Today was fast Sunday, el domingo de ayuno, but the truth is, it wasn't even hard for me, because I mostly avoid eating here, anyways. Most people gain weight when they go abroad- I am going to lose it. When I tell you I don't like meat, well, I am not kidding. As I've had to choke it down the last couple days, I remember how sick it is- it's salty, it's overpowering, and it is scary. Today for lunch was my first time tango-ing with langostino.... this is better expressed with a picture.
I'd say even non-vegetarians would take issue with ripping the heads, tails, and shells off these bad boys. They tasted like the smell of fish, but I choked two down. Ahhh what a big girl I am becoming. At least we had some salad, though. I was able to eat around the ham, and they even had Caesar dressing! Loved it. I hadn't seen a vegetable thusfar until today. Since lunch is big, we had lentejas, too. LENTILS. I love lentils so much. I secretly ate around the gigantic pieces of beef fat, and tried to not think about them swimming around in my beautiful pile of lentils complete with patatas, zanhorrias, y algo verdura verde que yo no sé, It was a meal to remember, but I got to finish it off with a Magnum bar, the best ice cream bar around, well, the planet. It is so choice. If you have the means, I highly recommend picking one up. (just a little Bueller reference for you) But really, they are delicious, and my lack of calories from actual meals might be made up Magnum bars. They keep the freezer well stocked!
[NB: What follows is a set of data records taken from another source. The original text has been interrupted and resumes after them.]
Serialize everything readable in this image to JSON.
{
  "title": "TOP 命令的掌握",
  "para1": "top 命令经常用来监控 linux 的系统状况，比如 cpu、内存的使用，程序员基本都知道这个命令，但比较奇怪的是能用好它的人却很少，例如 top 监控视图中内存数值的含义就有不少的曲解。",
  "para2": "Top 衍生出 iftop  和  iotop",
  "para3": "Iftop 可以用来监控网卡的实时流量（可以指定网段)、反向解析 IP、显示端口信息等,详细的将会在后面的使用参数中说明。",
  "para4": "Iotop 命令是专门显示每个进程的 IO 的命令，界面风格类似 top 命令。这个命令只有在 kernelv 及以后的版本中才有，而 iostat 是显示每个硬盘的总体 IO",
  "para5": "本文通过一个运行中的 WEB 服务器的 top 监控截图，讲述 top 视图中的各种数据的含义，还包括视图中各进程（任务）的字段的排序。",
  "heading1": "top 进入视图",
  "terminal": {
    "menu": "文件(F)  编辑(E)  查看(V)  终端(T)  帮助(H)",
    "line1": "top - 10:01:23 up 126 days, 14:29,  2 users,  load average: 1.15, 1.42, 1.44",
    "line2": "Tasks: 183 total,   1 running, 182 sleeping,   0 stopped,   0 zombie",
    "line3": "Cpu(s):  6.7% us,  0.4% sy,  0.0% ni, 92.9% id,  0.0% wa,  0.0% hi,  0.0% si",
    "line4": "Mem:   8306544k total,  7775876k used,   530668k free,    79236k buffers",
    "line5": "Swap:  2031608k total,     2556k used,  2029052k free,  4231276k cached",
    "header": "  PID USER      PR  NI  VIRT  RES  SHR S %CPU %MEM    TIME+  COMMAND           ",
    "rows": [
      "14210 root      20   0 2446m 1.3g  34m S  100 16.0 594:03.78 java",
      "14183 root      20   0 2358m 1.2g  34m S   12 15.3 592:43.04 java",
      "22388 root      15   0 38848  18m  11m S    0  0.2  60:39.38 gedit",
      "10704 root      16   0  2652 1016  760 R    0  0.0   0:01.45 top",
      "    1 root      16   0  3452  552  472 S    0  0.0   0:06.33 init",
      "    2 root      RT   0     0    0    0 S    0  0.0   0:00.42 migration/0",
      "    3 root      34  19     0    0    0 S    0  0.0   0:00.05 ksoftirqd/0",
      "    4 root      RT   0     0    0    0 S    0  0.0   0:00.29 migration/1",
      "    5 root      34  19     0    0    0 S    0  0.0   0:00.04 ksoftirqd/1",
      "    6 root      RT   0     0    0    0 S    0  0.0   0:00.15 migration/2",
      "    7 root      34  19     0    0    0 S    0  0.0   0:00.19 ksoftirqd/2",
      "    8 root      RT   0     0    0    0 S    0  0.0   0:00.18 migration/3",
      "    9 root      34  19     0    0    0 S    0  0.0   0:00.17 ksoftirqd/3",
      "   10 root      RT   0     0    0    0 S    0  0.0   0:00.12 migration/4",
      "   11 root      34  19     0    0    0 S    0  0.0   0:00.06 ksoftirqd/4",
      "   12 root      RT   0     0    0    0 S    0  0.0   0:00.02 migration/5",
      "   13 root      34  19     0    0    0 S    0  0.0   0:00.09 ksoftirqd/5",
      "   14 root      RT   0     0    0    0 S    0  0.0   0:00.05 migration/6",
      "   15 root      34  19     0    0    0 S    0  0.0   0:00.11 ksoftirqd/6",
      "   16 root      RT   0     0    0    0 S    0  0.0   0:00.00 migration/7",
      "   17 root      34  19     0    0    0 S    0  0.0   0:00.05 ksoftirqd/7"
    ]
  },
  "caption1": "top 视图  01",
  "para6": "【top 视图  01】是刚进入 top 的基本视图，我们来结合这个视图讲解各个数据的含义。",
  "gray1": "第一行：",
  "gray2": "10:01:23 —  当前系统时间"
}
Fernando y Mama went somewhere today for almuerzo because today is El Día de La Madre, so Roberto ate and talked with us. We talked music, food, and had a good time. He likes a lot of English music, but doesn't understand the words, so I did a little bit of translation with the song Impossible Germany by Wilco, (great song, btw) and that was really cool. Here everyone loves American music, clothes, etc, but they don't really understand it.... they play awful 80's music in the tiendas y bars, and my favorite musical moment thus far was when two boys around the age of 9 or 10 walked by me, and the tune of "will the real Slim Shady please stand up" followed close behind. A lot of the young people wear English on their clothes, and man.... most of the English phrases make no sense. They usually broadcast things like, "I Hate You" or the like. I can't remember any more of the good ones right now, but I am sure I will see more!
Well, the rest of today is looking like vegging out and getting ready to go to Toledo tomorrow- should be fun, and the last day completely free of any commitments... class starts Tuesday :/. However. it's only 9-11 every day, so I probably shouldn't complain :)